Last week's hot events in the Middle East directly affected the future nuclear deal with Iran - the Joint Comprehensive Action Plan (JCPO), signed by Tehran in the summer of 2015 with five permanent member countries of the UN Security Council and Germany that joined them.
Tehran responded to the killing of Suleimani
This plan halted Iran’s development of nuclear weapons. However, he allowed him to continue research in nuclear physics without preserving uranium enrichment capacities. To monitor the implementation of the provisions of the JCPOA, Tehran agreed to provide the International Atomic Energy Agency with access to all Iranian nuclear facilities for a period of 20 years.
Last week, this crucial international deal was in jeopardy.
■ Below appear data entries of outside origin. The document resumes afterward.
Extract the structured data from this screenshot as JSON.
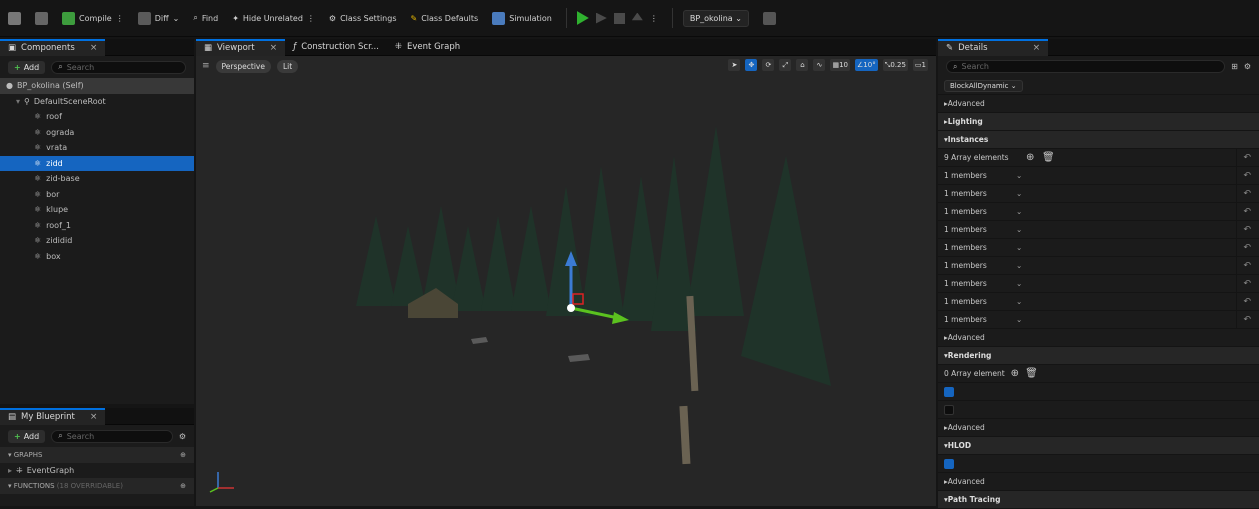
{
  "toolbar": {
    "compile": "Compile",
    "diff": "Diff",
    "find": "Find",
    "hide_unrelated": "Hide Unrelated",
    "class_settings": "Class Settings",
    "class_defaults": "Class Defaults",
    "simulation": "Simulation",
    "debug_object": "BP_okolina"
  },
  "components": {
    "tab": "Components",
    "add": "Add",
    "search_placeholder": "Search",
    "self": "BP_okolina (Self)",
    "root": "DefaultSceneRoot",
    "items": [
      "roof",
      "ograda",
      "vrata",
      "zidd",
      "zid-base",
      "bor",
      "klupe",
      "roof_1",
      "zididid",
      "box"
    ],
    "selected": "zidd"
  },
  "blueprint": {
    "tab": "My Blueprint",
    "add": "Add",
    "search_placeholder": "Search",
    "graphs_label": "GRAPHS",
    "event_graph": "EventGraph",
    "functions_label": "FUNCTIONS",
    "functions_count": "(18 OVERRIDABLE)"
  },
  "editor_tabs": [
    "Viewport",
    "Construction Scr...",
    "Event Graph"
  ],
  "viewport": {
    "perspective": "Perspective",
    "lit": "Lit",
    "grid_snap": "10",
    "rot_snap": "10°",
    "scale_snap": "0.25",
    "cam_speed": "1"
  },
  "details": {
    "tab": "Details",
    "search_placeholder": "Search",
    "collision_preset": "BlockAllDynamic",
    "advanced": "Advanced",
    "lighting": "Lighting",
    "instances": "Instances",
    "instances_count": "9 Array elements",
    "member_label": "1 members",
    "member_count": 9,
    "rendering": "Rendering",
    "rendering_count": "0 Array element",
    "hlod": "HLOD",
    "path_tracing": "Path Tracing"
  },
  "colors": {
    "accent": "#0070e0",
    "selected": "#1565c0",
    "play": "#2fb12f"
  }
}
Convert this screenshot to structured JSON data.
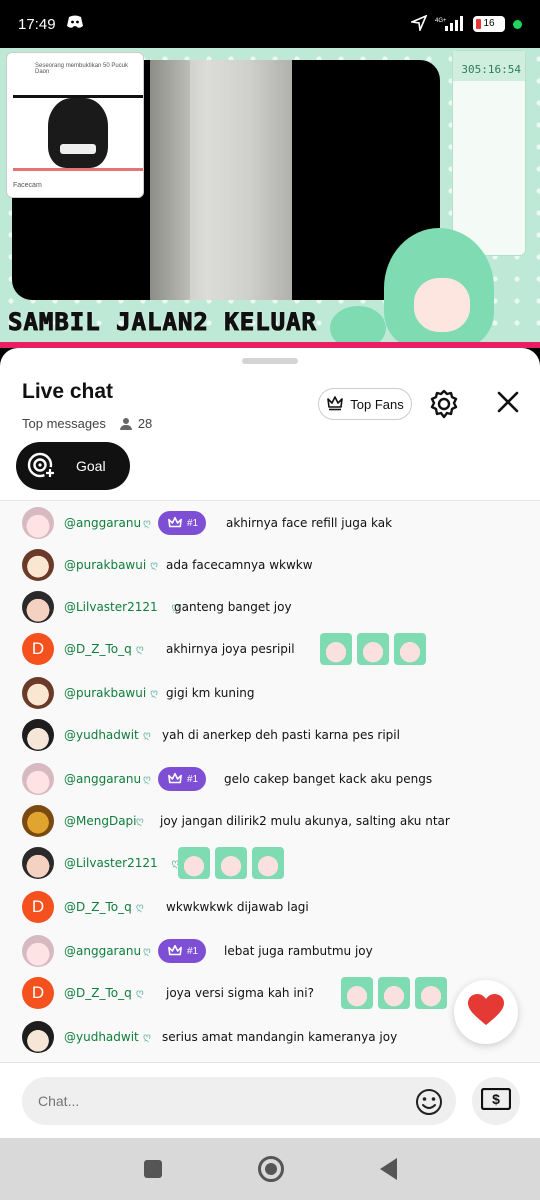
{
  "status_bar": {
    "time": "17:49",
    "battery": "16"
  },
  "stream": {
    "facecam_title": "Seseorang membuktikan 50 Pucuk Daon",
    "facecam_label": "Facecam",
    "timer": "305:16:54",
    "caption": "SAMBIL JALAN2 KELUAR"
  },
  "live_chat": {
    "title": "Live chat",
    "filter": "Top messages",
    "viewers": "28",
    "top_fans_label": "Top Fans",
    "goal_label": "Goal"
  },
  "messages": [
    {
      "user": "@anggaranu",
      "badge": "#1",
      "text": "akhirnya face refill juga kak",
      "avatar": "pink"
    },
    {
      "user": "@purakbawui",
      "badge": "",
      "text": "ada facecamnya wkwkw",
      "avatar": "brown"
    },
    {
      "user": "@Lilvaster2121",
      "badge": "",
      "text": "ganteng banget joy",
      "avatar": "red"
    },
    {
      "user": "@D_Z_To_q",
      "badge": "",
      "text": "akhirnya joya pesripil",
      "avatar": "d",
      "emotes": 3
    },
    {
      "user": "@purakbawui",
      "badge": "",
      "text": "gigi km kuning",
      "avatar": "brown"
    },
    {
      "user": "@yudhadwit",
      "badge": "",
      "text": "yah di anerkep deh pasti karna pes ripil",
      "avatar": "dark"
    },
    {
      "user": "@anggaranu",
      "badge": "#1",
      "text": "gelo cakep banget kack aku pengs",
      "avatar": "pink"
    },
    {
      "user": "@MengDapi",
      "badge": "",
      "text": "joy jangan dilirik2 mulu akunya, salting aku ntar",
      "avatar": "owl"
    },
    {
      "user": "@Lilvaster2121",
      "badge": "",
      "text": "",
      "avatar": "red",
      "emotes": 3
    },
    {
      "user": "@D_Z_To_q",
      "badge": "",
      "text": "wkwkwkwk dijawab lagi",
      "avatar": "d"
    },
    {
      "user": "@anggaranu",
      "badge": "#1",
      "text": "lebat juga rambutmu joy",
      "avatar": "pink"
    },
    {
      "user": "@D_Z_To_q",
      "badge": "",
      "text": "joya versi sigma kah ini?",
      "avatar": "d",
      "emotes": 3
    },
    {
      "user": "@yudhadwit",
      "badge": "",
      "text": "serius amat mandangin kameranya joy",
      "avatar": "dark"
    }
  ],
  "input": {
    "placeholder": "Chat..."
  },
  "colors": {
    "username": "#0f7d3b",
    "badge": "#7e4fd4",
    "avatar_d": "#f4511e",
    "heart": "#e53935"
  }
}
On Sunday, January 5, the Iranian authorities announced their intention to finally abandon the restrictions stipulated by the JCPOA plan regarding the number of centrifuges, the level of enrichment and storage of uranium. Tehran explained its decision in response to the assassination of Iranian General Kassem Suleimani by the United States in Baghdad.
This is not Iran’s first attempt to review the terms of the nuclear deal. Last May, he already announced the beginning of the first phase of the release of their JCPOA.
Then Tehran said that it had ceased to comply with the conditions regarding the reserves of enriched uranium and heavy water. And in July, he proceeded to the second stage of reducing his obligations under the JCPOA and announced the start of uranium enrichment at a level exceeding the terms of the nuclear deal.
How Trump Withdrew the US from the JCPOA
That was Tehran’s response to withdrawing from the United States nuclear deal. They did this in May 2018, and Iran, as prescribed in paragraph 26 of the JCPOA, began to withdraw from the agreement exactly one year after the United States. The motives of the Americans are famous. Israel actively opposed the deal. Israel did not believe that the Iranians would honestly abide by the agreement.
The Barack Obama administration dismissed these concerns. Another thing is Donald Trump. After coming to power, he took a number of significant steps in favor of Israel (he moved the American embassy from Tel Aviv to Jerusalem, recognized the Golan Heights as Israeli) and, finally, broke off the nuclear deal with Iran.
As usual in such cases, the American president said: "The United States has evidence that Iran continues to develop nuclear weapons, thereby violating the Joint Comprehensive Plan of Action."
The IAEA hastened to refute Trump's unsubstantiated charge. Europe has joined the topic. The European Union supported Iran and said that the deal could not be denounced by the decision of one country. But who would listen to him? Trump has already decided everything for himself, and the opinion of the rest of the world did not bother him at all.
So instead of a deal with Iran, economic sanctions appeared against it. Europe, as it could, resisted, tried to circumvent these sanctions and continue economic cooperation, but ultimately succumbed to US pressure.
Meanwhile, the deal for Europe, as well as for other signatories of the JCPOA, is extremely important. There are two important motivations. First, no one is happy with the prospect of a country with a nuclear weapon with a poorly predictable foreign policy in its neighbors. Secondly, the multibillion-dollar contracts of European companies were at stake, having managed to get accustomed to Iran after removing economic restrictions from it.
German Foreign Ministry signs powerlessness
In the summer, the Atomic Energy Agency did not confirm the translation of Iran’s threats into real practice, but recognized the risks to the agreement on the JCPOA. Now these risks have increased multiple. We understood this in Europe. European Union Foreign Ministers rallied in Brussels on Friday. After a long discussion, they called on Iran not to abandon the nuclear deal.
Assistance to Brussels was not promised to Tehran, but it was recalled that President Trump “reopened the door for diplomacy”. The quote in Europe was taken from the statement of Washington’s Iran’s special envoy for relations with Iran, Brian Hook. Hook also appealed to the Iranian authorities and invited them "not to respond to our diplomacy with military violence."
It’s clear that Tehran didn’t react at all to the hypocritical invitation of an American diplomat. Then German Foreign Minister Heiko Maas turned to Russia. “We want Moscow in the upcoming talks to help persuade Iran to comply with the rules of the game,” said Maas in an interview with Saarbrucker Zeitung on Monday. Again hope for Russia. And in this matter too.
“Russia,” the German minister signed in his own impotence, “being one of the signatories to the agreement, is responsible for ensuring that it (the agreement) as a factor of stability in the region is preserved.”
It is not known whether President Putin heard the helpless appeal of Maas, but on Monday the Russian leader had a telephone conversation with French President Emmanuel Macron. “In connection with the tense situation around Iran, the Presidents of Russia and France noted the need for restraint on all sides and spoke out in favor of continuing efforts to maintain a joint comprehensive plan of action,” the Kremlin press service said in a statement.
It seems that now, without Russia, it’s impossible to clear up what American “strategists” have done in the Middle East.